EDI RAMA, Prime Minister of Albania, said that global terrorism and extreme radicalization had become a persistent threat with the ability to strike everywhere. Several brutal conflicts continued to devastate the lives of millions of people and threaten the future of entire generations. Armed conflicts were greater in complexity, and weapons and tactics used had become more sophisticated. The consequences were greater, too, with millions uprooted from their homes. Climate change, a defiant truth that some still dared to question, was putting survival at risk. It was one of the most fundamental challenges of the twenty‑first century, and continued to cause humanitarian distress.
The international global order had been seriously challenged without anything credible to replace it, he said. The situation in South-East Asia, a prolonged and recently exacerbated crisis sparked by policy of “a stubborn totalitarian and paranoid regime”, had brought back the fear of nuclear confrontation. Inequality had continued to rise while the world became wealthier. No country, however big, rich or powerful, could face or solve these problems alone. Such challenges required a unified vision and a concerted reaction, he said, and reiterated Albania’s pledge to do its part. Albania was among the first countries to join the global coalition in the fight against Islamic State in Iraq and the Levant (ISIL/Da’esh) and international terrorism.

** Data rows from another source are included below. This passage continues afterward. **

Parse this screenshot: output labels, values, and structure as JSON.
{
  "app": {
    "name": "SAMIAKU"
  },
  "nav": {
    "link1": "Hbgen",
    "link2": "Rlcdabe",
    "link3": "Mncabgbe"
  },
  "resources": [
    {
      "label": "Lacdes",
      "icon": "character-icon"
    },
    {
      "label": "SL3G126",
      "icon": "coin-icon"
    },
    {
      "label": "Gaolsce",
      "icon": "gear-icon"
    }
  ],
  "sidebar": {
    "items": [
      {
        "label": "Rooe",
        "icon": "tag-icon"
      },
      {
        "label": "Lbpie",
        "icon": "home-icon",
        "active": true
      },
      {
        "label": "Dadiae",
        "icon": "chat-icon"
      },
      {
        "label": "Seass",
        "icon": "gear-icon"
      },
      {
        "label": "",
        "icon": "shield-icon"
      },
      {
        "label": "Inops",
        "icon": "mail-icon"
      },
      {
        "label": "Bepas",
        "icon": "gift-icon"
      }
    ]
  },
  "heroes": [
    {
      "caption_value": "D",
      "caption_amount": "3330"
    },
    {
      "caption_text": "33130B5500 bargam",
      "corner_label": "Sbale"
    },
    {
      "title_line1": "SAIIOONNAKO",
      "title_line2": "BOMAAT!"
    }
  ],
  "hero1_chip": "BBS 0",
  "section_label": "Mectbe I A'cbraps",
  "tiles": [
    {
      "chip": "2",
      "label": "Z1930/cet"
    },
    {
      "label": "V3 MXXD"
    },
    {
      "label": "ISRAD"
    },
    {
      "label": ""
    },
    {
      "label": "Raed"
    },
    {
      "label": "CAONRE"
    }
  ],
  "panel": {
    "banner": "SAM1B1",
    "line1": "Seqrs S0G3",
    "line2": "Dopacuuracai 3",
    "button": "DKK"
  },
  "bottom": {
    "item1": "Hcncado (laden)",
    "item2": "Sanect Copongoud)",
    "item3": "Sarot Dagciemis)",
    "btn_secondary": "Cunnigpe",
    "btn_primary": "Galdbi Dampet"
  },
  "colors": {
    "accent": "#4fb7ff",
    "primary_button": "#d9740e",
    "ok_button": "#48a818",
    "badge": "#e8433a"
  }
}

Albania, he continued, was fully committed to protecting and promoting all human rights, in particular women’s rights. For the first time in the country’s history, half of the members of its Government were women. The empowerment of women served as a powerful drive for overall economic development and national prosperity.
One of Albania’s main priorities was to join the European Union, he said. It was resolved to deliver on the fundamentals that would consolidate the pillars of a democratic State, functioning economy and a Government that worked for its citizens. He expected European Union partners to do their part in turn and clear the way towards opening accession talks. He hoped that the European Union would continue to believe that the enlargement process remained the best European catalyst for peace, security, development and prosperity.

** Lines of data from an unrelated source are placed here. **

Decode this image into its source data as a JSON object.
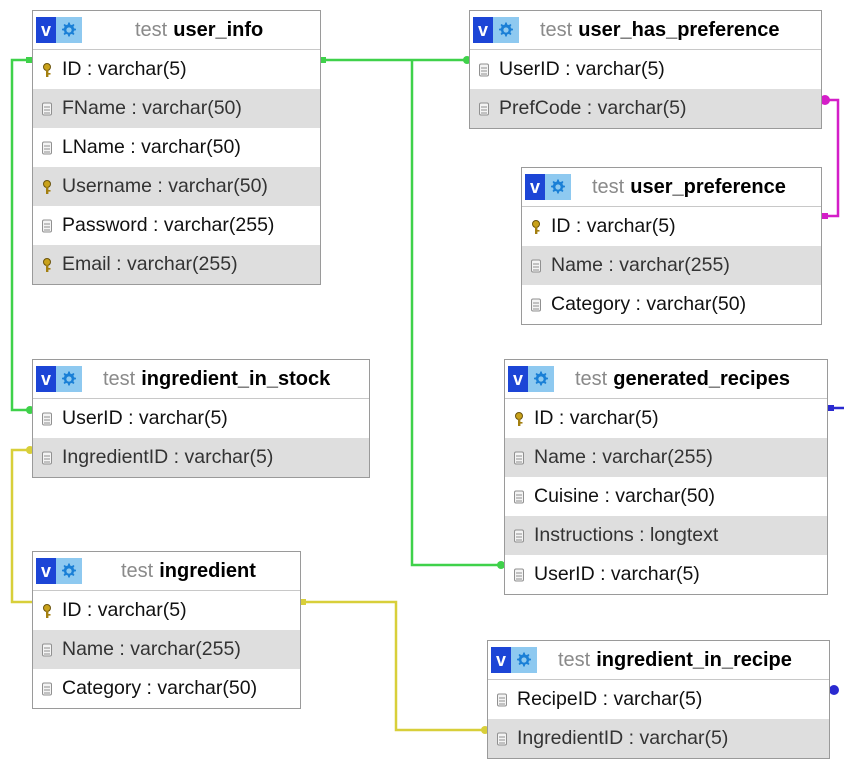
{
  "database": "test",
  "colors": {
    "relation_green": "#3fd14a",
    "relation_magenta": "#d41ec8",
    "relation_yellow": "#d8cf3a",
    "relation_blue": "#2a2ad0",
    "badge_blue": "#1c45d6",
    "gear_blue": "#8ec9f0",
    "row_alt": "#dedede"
  },
  "tables": [
    {
      "name": "user_info",
      "fields": [
        {
          "text": "ID : varchar(5)",
          "key": true
        },
        {
          "text": "FName : varchar(50)",
          "key": false
        },
        {
          "text": "LName : varchar(50)",
          "key": false
        },
        {
          "text": "Username : varchar(50)",
          "key": true
        },
        {
          "text": "Password : varchar(255)",
          "key": false
        },
        {
          "text": "Email : varchar(255)",
          "key": true
        }
      ]
    },
    {
      "name": "user_has_preference",
      "fields": [
        {
          "text": "UserID : varchar(5)",
          "key": false
        },
        {
          "text": "PrefCode : varchar(5)",
          "key": false
        }
      ]
    },
    {
      "name": "user_preference",
      "fields": [
        {
          "text": "ID : varchar(5)",
          "key": true
        },
        {
          "text": "Name : varchar(255)",
          "key": false
        },
        {
          "text": "Category : varchar(50)",
          "key": false
        }
      ]
    },
    {
      "name": "ingredient_in_stock",
      "fields": [
        {
          "text": "UserID : varchar(5)",
          "key": false
        },
        {
          "text": "IngredientID : varchar(5)",
          "key": false
        }
      ]
    },
    {
      "name": "generated_recipes",
      "fields": [
        {
          "text": "ID : varchar(5)",
          "key": true
        },
        {
          "text": "Name : varchar(255)",
          "key": false
        },
        {
          "text": "Cuisine : varchar(50)",
          "key": false
        },
        {
          "text": "Instructions : longtext",
          "key": false
        },
        {
          "text": "UserID : varchar(5)",
          "key": false
        }
      ]
    },
    {
      "name": "ingredient",
      "fields": [
        {
          "text": "ID : varchar(5)",
          "key": true
        },
        {
          "text": "Name : varchar(255)",
          "key": false
        },
        {
          "text": "Category : varchar(50)",
          "key": false
        }
      ]
    },
    {
      "name": "ingredient_in_recipe",
      "fields": [
        {
          "text": "RecipeID : varchar(5)",
          "key": false
        },
        {
          "text": "IngredientID : varchar(5)",
          "key": false
        }
      ]
    }
  ]
}
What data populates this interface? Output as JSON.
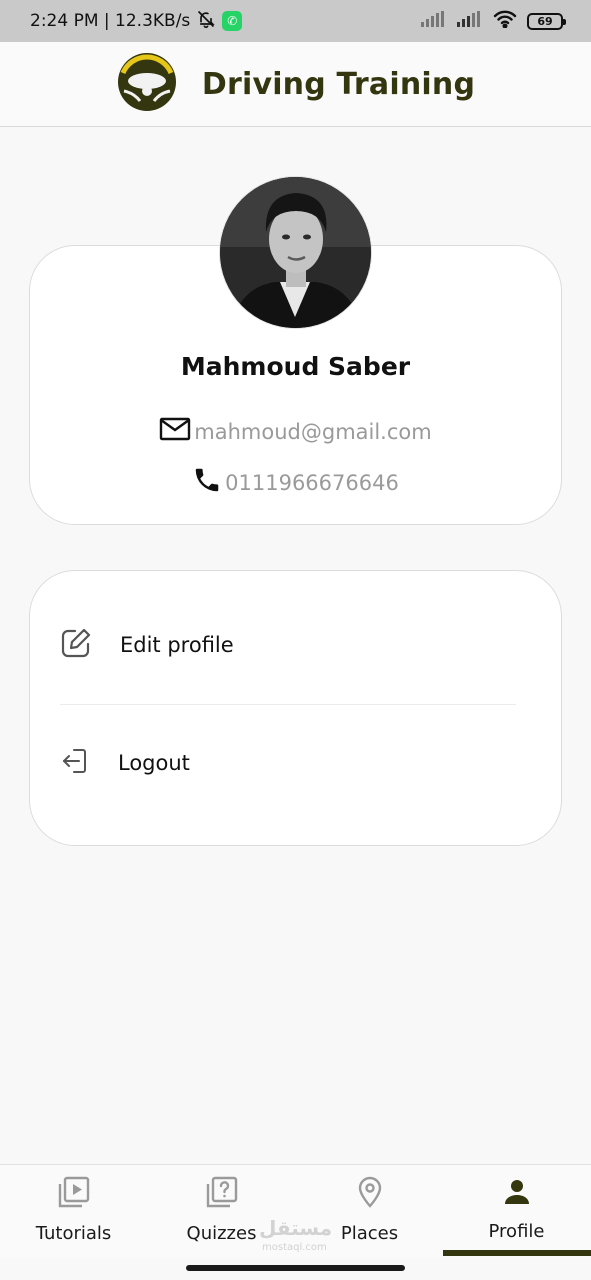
{
  "status_bar": {
    "time_speed": "2:24 PM | 12.3KB/s",
    "battery": "69"
  },
  "app_bar": {
    "title": "Driving Training",
    "logo_icon": "steering-wheel-icon"
  },
  "profile": {
    "name": "Mahmoud Saber",
    "email": "mahmoud@gmail.com",
    "phone": "0111966676646"
  },
  "menu": {
    "edit_label": "Edit profile",
    "logout_label": "Logout"
  },
  "bottom_nav": {
    "items": [
      {
        "label": "Tutorials",
        "icon": "video-library-icon"
      },
      {
        "label": "Quizzes",
        "icon": "quiz-icon"
      },
      {
        "label": "Places",
        "icon": "location-pin-icon"
      },
      {
        "label": "Profile",
        "icon": "person-icon"
      }
    ],
    "active_index": 3
  },
  "watermark": {
    "text": "مستقل",
    "sub": "mostaql.com"
  },
  "colors": {
    "brand": "#34360f",
    "accent_gold": "#e6c619",
    "text_muted": "#9a9a9a"
  }
}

One of the pillars of Albania’s foreign policy was the development of regional cooperation and the transformation of the Western Balkans into an area of free movement of people, goods, capital and ideas, he said. The best proof of the profound change in the Western Balkans could be found in its joint efforts with a shared sense of responsibility and common purpose to make the region a natural part of Europe. To have a fully functioning region, all members needed to be treated the same way. That was why the admission of Kosovo at every regional body with equal rights was of paramount significance, he stressed.